-- Required work --
Go through the lines below and retype each one exactly.

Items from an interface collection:

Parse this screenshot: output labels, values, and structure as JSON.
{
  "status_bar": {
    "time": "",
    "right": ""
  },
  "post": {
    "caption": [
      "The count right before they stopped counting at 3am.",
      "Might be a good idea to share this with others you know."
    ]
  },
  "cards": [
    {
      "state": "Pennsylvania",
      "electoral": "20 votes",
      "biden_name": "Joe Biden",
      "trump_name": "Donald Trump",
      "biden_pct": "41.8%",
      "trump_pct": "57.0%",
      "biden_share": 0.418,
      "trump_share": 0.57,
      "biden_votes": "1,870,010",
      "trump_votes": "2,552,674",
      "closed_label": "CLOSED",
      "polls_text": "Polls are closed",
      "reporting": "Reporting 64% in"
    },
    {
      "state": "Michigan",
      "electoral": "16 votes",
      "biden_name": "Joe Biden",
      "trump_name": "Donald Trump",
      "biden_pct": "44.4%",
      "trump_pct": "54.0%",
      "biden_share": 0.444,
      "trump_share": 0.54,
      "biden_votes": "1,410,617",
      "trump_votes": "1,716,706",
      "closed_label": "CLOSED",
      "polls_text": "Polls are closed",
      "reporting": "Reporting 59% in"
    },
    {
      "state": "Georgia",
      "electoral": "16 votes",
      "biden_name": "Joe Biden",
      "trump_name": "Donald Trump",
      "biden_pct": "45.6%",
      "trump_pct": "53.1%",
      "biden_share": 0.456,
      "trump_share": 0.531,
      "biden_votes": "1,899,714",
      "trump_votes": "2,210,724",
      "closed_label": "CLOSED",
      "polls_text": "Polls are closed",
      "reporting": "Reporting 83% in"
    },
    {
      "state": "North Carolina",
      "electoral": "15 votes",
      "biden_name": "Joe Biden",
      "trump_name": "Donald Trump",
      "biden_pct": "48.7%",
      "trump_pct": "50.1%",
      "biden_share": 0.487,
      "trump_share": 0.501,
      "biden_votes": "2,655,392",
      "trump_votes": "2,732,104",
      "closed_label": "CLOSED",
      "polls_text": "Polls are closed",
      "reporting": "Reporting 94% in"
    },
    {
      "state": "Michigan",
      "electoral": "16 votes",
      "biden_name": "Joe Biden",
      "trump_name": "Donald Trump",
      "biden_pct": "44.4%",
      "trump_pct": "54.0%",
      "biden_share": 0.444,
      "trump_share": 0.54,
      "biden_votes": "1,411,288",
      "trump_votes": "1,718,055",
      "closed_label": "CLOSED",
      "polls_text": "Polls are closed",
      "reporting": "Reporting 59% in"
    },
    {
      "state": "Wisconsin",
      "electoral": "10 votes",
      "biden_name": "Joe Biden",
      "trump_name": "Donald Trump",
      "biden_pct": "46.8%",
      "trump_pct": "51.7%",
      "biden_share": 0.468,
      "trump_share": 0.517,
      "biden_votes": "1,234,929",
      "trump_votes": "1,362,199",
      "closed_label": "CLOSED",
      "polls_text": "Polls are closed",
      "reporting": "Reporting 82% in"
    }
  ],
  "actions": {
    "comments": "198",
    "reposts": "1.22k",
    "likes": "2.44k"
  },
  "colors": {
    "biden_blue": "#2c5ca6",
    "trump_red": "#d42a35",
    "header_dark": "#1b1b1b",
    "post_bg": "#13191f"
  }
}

-- Written answer --
Parse this screenshot: output labels, values, and structure as JSON.
{
  "status_bar": {
    "time": "",
    "right": ""
  },
  "post": {
    "caption": [
      "The count right before they stopped counting at 3am.",
      "Might be a good idea to share this with others you know."
    ]
  },
  "cards": [
    {
      "state": "Pennsylvania",
      "electoral": "20 votes",
      "biden_name": "Joe Biden",
      "trump_name": "Donald Trump",
      "biden_pct": "41.8%",
      "trump_pct": "57.0%",
      "biden_share": 0.418,
      "trump_share": 0.57,
      "biden_votes": "1,870,010",
      "trump_votes": "2,552,674",
      "closed_label": "CLOSED",
      "polls_text": "Polls are closed",
      "reporting": "Reporting 64% in"
    },
    {
      "state": "Michigan",
      "electoral": "16 votes",
      "biden_name": "Joe Biden",
      "trump_name": "Donald Trump",
      "biden_pct": "44.4%",
      "trump_pct": "54.0%",
      "biden_share": 0.444,
      "trump_share": 0.54,
      "biden_votes": "1,410,617",
      "trump_votes": "1,716,706",
      "closed_label": "CLOSED",
      "polls_text": "Polls are closed",
      "reporting": "Reporting 59% in"
    },
    {
      "state": "Georgia",
      "electoral": "16 votes",
      "biden_name": "Joe Biden",
      "trump_name": "Donald Trump",
      "biden_pct": "45.6%",
      "trump_pct": "53.1%",
      "biden_share": 0.456,
      "trump_share": 0.531,
      "biden_votes": "1,899,714",
      "trump_votes": "2,210,724",
      "closed_label": "CLOSED",
      "polls_text": "Polls are closed",
      "reporting": "Reporting 83% in"
    },
    {
      "state": "North Carolina",
      "electoral": "15 votes",
      "biden_name": "Joe Biden",
      "trump_name": "Donald Trump",
      "biden_pct": "48.7%",
      "trump_pct": "50.1%",
      "biden_share": 0.487,
      "trump_share": 0.501,
      "biden_votes": "2,655,392",
      "trump_votes": "2,732,104",
      "closed_label": "CLOSED",
      "polls_text": "Polls are closed",
      "reporting": "Reporting 94% in"
    },
    {
      "state": "Michigan",
      "electoral": "16 votes",
      "biden_name": "Joe Biden",
      "trump_name": "Donald Trump",
      "biden_pct": "44.4%",
      "trump_pct": "54.0%",
      "biden_share": 0.444,
      "trump_share": 0.54,
      "biden_votes": "1,411,288",
      "trump_votes": "1,718,055",
      "closed_label": "CLOSED",
      "polls_text": "Polls are closed",
      "reporting": "Reporting 59% in"
    },
    {
      "state": "Wisconsin",
      "electoral": "10 votes",
      "biden_name": "Joe Biden",
      "trump_name": "Donald Trump",
      "biden_pct": "46.8%",
      "trump_pct": "51.7%",
      "biden_share": 0.468,
      "trump_share": 0.517,
      "biden_votes": "1,234,929",
      "trump_votes": "1,362,199",
      "closed_label": "CLOSED",
      "polls_text": "Polls are closed",
      "reporting": "Reporting 82% in"
    }
  ],
  "actions": {
    "comments": "198",
    "reposts": "1.22k",
    "likes": "2.44k"
  },
  "colors": {
    "biden_blue": "#2c5ca6",
    "trump_red": "#d42a35",
    "header_dark": "#1b1b1b",
    "post_bg": "#13191f"
  }
}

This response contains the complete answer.